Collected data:

────────────────────

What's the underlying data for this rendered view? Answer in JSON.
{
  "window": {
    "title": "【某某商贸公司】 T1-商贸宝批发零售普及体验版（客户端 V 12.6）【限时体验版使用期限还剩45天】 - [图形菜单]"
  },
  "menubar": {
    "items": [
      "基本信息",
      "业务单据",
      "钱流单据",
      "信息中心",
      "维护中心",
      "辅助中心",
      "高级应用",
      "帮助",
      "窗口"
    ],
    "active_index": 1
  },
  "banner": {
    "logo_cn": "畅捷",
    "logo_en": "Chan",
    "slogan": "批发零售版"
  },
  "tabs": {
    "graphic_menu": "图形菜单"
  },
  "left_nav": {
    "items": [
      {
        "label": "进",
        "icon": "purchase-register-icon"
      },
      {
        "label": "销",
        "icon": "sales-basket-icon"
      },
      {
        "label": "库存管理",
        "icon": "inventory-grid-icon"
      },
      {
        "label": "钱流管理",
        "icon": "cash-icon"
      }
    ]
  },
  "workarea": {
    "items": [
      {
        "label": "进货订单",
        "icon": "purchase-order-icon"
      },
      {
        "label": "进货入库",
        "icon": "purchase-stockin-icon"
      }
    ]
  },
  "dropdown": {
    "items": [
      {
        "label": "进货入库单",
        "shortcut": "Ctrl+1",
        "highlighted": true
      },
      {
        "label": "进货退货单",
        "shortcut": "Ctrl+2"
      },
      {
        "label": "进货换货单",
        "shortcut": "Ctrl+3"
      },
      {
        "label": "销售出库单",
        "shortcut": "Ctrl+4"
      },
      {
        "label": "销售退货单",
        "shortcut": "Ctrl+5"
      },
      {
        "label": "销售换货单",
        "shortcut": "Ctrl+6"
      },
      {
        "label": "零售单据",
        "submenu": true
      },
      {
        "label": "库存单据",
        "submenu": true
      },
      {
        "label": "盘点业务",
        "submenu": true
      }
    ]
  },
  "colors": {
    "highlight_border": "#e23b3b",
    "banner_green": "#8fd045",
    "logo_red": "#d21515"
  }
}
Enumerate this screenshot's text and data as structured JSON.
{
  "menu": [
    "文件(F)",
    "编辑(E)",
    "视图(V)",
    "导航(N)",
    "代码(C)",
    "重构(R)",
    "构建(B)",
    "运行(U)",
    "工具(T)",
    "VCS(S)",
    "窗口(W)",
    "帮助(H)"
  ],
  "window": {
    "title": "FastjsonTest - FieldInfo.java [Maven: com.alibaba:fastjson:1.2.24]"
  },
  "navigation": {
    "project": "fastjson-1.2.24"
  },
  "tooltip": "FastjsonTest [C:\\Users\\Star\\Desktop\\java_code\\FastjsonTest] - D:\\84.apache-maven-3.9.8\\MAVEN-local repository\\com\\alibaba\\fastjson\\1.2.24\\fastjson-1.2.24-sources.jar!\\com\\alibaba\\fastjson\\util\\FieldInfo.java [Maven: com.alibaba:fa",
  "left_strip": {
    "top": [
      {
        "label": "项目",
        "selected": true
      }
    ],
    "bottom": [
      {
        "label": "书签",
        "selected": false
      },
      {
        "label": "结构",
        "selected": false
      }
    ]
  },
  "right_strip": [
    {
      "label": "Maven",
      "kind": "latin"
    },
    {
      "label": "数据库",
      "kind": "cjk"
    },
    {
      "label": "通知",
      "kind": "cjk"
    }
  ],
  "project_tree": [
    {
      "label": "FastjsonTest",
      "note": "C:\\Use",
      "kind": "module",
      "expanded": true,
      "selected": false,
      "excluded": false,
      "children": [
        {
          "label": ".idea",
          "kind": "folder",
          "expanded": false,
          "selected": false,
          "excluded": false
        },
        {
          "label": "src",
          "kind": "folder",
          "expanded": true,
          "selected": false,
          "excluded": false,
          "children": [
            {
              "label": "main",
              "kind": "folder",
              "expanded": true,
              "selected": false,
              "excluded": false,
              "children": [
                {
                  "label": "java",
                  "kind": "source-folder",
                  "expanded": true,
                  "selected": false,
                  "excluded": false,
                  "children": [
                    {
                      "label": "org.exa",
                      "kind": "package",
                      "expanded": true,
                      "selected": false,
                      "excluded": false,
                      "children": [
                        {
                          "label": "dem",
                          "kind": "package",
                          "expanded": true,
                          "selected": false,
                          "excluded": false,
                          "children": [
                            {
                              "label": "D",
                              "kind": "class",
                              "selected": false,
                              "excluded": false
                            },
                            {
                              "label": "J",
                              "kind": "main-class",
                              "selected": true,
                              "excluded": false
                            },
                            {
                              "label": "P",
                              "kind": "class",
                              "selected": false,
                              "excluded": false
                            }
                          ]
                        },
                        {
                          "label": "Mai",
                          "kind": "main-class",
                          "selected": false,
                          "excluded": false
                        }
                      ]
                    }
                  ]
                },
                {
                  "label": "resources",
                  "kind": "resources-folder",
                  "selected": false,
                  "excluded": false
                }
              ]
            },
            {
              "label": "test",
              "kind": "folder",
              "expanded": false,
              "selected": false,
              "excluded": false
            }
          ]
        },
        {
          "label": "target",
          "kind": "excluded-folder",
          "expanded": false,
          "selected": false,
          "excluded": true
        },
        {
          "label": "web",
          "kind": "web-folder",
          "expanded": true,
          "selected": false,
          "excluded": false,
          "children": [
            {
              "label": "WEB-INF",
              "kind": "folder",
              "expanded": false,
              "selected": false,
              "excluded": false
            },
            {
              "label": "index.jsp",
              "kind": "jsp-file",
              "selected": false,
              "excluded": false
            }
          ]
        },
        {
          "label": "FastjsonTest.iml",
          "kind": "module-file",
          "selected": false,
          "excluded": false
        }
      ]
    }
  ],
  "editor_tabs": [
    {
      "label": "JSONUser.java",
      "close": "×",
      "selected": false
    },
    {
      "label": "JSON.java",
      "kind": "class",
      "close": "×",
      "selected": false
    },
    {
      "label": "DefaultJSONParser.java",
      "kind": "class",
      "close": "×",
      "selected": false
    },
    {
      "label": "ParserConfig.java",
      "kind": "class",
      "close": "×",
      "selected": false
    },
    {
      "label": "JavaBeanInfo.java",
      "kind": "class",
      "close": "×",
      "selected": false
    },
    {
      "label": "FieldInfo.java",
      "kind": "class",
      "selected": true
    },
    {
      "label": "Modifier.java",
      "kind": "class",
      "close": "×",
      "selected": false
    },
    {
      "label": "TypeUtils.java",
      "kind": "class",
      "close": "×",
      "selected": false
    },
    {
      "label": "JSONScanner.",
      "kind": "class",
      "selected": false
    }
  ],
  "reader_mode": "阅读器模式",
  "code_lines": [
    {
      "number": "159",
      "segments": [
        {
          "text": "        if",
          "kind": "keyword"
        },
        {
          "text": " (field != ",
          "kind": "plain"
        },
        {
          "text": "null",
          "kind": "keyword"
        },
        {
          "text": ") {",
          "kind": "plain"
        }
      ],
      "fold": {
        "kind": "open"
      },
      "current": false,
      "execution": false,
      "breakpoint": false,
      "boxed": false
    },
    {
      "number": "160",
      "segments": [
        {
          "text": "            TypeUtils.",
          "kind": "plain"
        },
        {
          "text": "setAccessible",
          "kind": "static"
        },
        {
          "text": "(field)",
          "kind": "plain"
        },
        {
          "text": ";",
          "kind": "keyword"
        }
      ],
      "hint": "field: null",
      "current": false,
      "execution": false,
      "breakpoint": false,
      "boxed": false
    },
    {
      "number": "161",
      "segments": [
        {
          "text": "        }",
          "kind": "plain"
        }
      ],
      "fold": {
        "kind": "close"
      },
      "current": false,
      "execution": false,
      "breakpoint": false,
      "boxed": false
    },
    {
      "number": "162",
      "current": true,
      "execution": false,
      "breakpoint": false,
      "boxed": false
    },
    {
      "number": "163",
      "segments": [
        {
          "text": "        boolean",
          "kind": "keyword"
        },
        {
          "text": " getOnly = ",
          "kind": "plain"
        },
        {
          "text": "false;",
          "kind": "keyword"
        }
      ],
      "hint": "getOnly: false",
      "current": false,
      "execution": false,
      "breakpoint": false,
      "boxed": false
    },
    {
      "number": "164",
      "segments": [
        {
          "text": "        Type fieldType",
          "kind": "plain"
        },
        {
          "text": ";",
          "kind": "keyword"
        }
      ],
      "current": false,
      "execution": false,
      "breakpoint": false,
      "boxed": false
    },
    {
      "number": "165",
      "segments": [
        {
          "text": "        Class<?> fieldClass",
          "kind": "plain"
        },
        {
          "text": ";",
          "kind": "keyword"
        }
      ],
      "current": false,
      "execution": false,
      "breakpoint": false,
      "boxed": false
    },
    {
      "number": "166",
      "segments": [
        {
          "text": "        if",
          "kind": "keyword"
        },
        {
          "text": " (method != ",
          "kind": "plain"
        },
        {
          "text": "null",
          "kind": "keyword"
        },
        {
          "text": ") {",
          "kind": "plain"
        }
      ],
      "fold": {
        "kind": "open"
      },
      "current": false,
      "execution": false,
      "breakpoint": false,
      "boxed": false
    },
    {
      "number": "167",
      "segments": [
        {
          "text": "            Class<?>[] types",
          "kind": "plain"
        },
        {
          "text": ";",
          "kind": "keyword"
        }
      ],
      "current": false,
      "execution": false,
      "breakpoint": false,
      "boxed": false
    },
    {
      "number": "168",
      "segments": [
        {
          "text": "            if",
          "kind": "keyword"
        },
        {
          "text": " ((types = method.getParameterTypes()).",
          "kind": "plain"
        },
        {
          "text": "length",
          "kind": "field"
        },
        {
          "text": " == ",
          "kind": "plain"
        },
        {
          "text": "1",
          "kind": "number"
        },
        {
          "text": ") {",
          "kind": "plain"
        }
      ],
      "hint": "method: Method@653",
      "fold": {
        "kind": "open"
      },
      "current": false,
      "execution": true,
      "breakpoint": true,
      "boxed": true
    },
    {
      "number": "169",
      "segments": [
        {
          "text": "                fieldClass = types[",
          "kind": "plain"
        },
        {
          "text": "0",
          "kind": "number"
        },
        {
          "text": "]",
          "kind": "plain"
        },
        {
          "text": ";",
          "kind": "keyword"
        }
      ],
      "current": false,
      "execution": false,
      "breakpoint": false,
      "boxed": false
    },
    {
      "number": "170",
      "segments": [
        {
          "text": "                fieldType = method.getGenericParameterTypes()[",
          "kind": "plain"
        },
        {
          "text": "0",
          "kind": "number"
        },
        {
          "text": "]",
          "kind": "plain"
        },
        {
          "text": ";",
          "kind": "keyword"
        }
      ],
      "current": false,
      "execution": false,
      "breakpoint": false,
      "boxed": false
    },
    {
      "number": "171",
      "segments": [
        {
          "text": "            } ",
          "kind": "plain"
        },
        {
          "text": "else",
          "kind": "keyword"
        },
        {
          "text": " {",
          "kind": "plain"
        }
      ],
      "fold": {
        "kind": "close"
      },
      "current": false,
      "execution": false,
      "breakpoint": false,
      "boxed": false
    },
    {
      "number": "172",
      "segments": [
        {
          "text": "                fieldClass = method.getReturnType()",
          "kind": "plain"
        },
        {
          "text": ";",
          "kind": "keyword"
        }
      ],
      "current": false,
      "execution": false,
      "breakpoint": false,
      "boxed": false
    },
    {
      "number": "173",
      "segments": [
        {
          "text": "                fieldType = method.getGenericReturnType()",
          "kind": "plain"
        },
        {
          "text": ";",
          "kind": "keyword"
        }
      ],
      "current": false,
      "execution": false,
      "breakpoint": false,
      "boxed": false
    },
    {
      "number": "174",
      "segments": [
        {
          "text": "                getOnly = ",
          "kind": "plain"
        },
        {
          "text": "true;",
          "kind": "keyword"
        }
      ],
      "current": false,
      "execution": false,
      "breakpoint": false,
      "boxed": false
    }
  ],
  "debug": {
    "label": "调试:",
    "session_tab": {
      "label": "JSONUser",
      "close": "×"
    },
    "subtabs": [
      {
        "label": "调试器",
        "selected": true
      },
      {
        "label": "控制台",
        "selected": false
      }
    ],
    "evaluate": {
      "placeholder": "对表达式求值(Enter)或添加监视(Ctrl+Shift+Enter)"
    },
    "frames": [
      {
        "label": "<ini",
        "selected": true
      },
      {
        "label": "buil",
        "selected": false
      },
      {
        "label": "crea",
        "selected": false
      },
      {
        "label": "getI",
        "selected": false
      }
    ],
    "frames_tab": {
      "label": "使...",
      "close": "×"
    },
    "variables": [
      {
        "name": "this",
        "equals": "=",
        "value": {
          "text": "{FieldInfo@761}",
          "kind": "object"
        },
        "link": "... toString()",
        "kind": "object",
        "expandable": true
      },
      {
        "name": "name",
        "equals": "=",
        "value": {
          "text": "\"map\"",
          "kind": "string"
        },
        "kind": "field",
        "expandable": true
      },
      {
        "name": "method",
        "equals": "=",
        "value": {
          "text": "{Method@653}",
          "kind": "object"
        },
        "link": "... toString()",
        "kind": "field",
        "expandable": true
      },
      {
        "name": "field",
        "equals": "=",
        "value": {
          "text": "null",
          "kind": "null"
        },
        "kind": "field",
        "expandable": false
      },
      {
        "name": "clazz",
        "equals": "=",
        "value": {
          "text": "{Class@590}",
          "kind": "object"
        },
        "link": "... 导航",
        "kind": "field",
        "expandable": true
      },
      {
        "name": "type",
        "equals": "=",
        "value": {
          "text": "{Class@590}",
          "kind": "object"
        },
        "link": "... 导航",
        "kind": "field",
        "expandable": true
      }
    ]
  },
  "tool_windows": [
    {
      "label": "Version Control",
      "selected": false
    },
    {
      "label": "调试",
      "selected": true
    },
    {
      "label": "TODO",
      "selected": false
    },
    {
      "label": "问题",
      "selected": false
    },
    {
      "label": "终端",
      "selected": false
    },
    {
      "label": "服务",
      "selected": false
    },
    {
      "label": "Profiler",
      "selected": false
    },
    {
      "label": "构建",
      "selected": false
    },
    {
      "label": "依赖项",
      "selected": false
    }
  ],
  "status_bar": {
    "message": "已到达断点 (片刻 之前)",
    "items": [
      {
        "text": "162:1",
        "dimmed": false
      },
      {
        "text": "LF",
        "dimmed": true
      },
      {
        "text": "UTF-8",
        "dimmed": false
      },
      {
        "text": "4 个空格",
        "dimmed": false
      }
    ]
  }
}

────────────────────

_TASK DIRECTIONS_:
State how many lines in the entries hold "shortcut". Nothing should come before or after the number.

_RESULT OF THIS EXERCISE_:
6